### Prompt:
Those lines of the data that hold the word "home" are to be copied out.

Recorded data
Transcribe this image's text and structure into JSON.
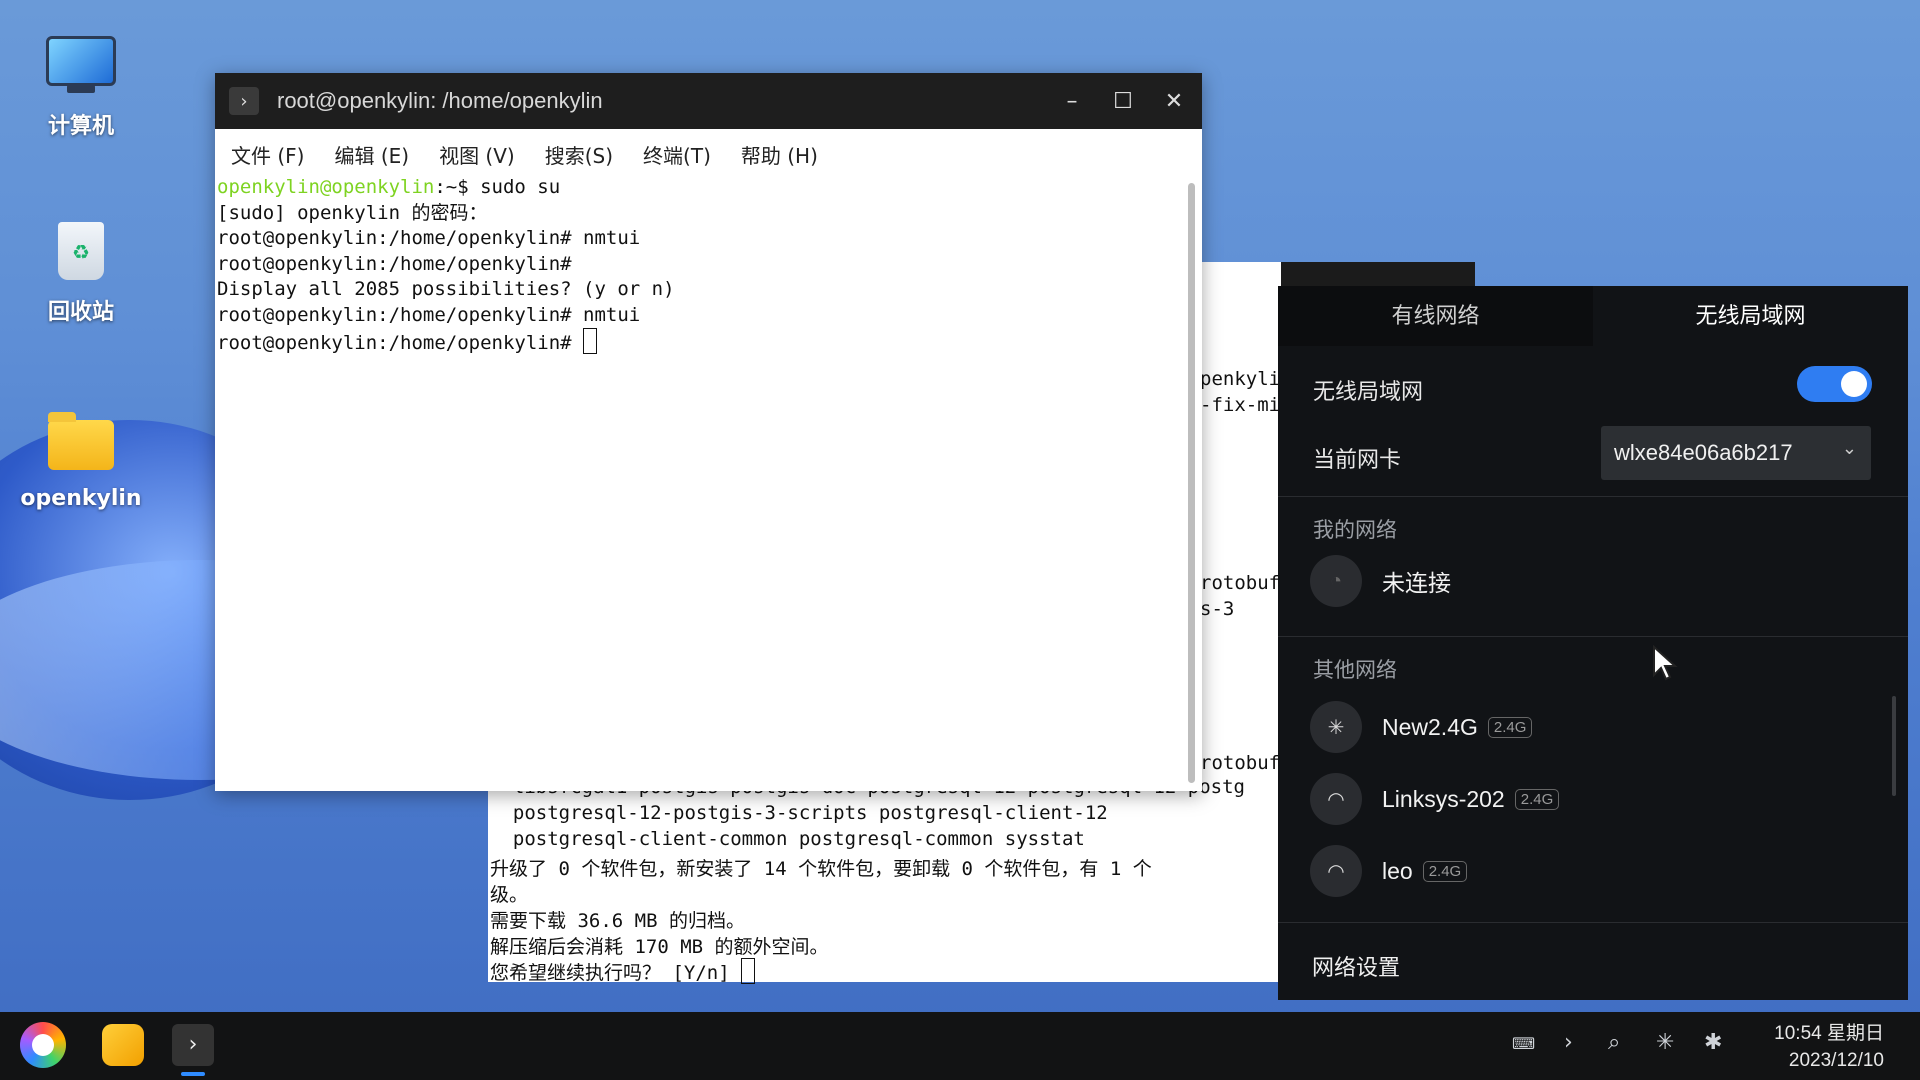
{
  "desktop": {
    "icons": [
      {
        "label": "计算机",
        "icon": "computer-icon"
      },
      {
        "label": "回收站",
        "icon": "trash-icon"
      },
      {
        "label": "openkylin",
        "icon": "home-folder-icon"
      }
    ]
  },
  "background_terminal": {
    "lines": [
      {
        "text": "penkyli"
      },
      {
        "text": "-fix-mi"
      },
      {
        "text": "rotobuf"
      },
      {
        "text": "s-3"
      },
      {
        "text": "rotobuf"
      },
      {
        "text": "  libsfcgal1 postgis postgis-doc postgresql-12 postgresql-12-postg"
      },
      {
        "text": "  postgresql-12-postgis-3-scripts postgresql-client-12"
      },
      {
        "text": "  postgresql-client-common postgresql-common sysstat"
      },
      {
        "text": "升级了 0 个软件包，新安装了 14 个软件包，要卸载 0 个软件包，有 1 个"
      },
      {
        "text": "级。"
      },
      {
        "text": "需要下载 36.6 MB 的归档。"
      },
      {
        "text": "解压缩后会消耗 170 MB 的额外空间。"
      },
      {
        "text": "您希望继续执行吗？ [Y/n] "
      }
    ]
  },
  "terminal": {
    "title": "root@openkylin: /home/openkylin",
    "menu": [
      "文件 (F)",
      "编辑 (E)",
      "视图 (V)",
      "搜索(S)",
      "终端(T)",
      "帮助 (H)"
    ],
    "prompt_user": "openkylin@openkylin",
    "prompt_rest": ":~$ sudo su",
    "lines": [
      "[sudo] openkylin 的密码：",
      "root@openkylin:/home/openkylin# nmtui",
      "root@openkylin:/home/openkylin#",
      "Display all 2085 possibilities? (y or n)",
      "root@openkylin:/home/openkylin# nmtui",
      "root@openkylin:/home/openkylin# "
    ]
  },
  "network_panel": {
    "tabs": [
      "有线网络",
      "无线局域网"
    ],
    "active_tab": "无线局域网",
    "wireless_label": "无线局域网",
    "wireless_enabled": true,
    "nic_label": "当前网卡",
    "nic_value": "wlxe84e06a6b217",
    "my_networks_label": "我的网络",
    "my_network_status": "未连接",
    "other_networks_label": "其他网络",
    "networks": [
      {
        "name": "New2.4G",
        "band": "2.4G",
        "icon": "loading-spinner-icon"
      },
      {
        "name": "Linksys-202",
        "band": "2.4G",
        "icon": "wifi-locked-icon"
      },
      {
        "name": "leo",
        "band": "2.4G",
        "icon": "wifi-locked-icon"
      }
    ],
    "settings_label": "网络设置",
    "accent": "#2f7df2"
  },
  "taskbar": {
    "tray_icons": [
      "keyboard-icon",
      "chevron-right-icon",
      "search-icon",
      "network-loading-icon",
      "bluetooth-icon"
    ],
    "time": "10:54 星期日",
    "date": "2023/12/10"
  }
}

### Task output:
        "icon": "home-folder-icon"
    "title": "root@openkylin: /home/openkylin",
      "root@openkylin:/home/openkylin# nmtui",
      "root@openkylin:/home/openkylin#",
      "root@openkylin:/home/openkylin# nmtui",
      "root@openkylin:/home/openkylin# "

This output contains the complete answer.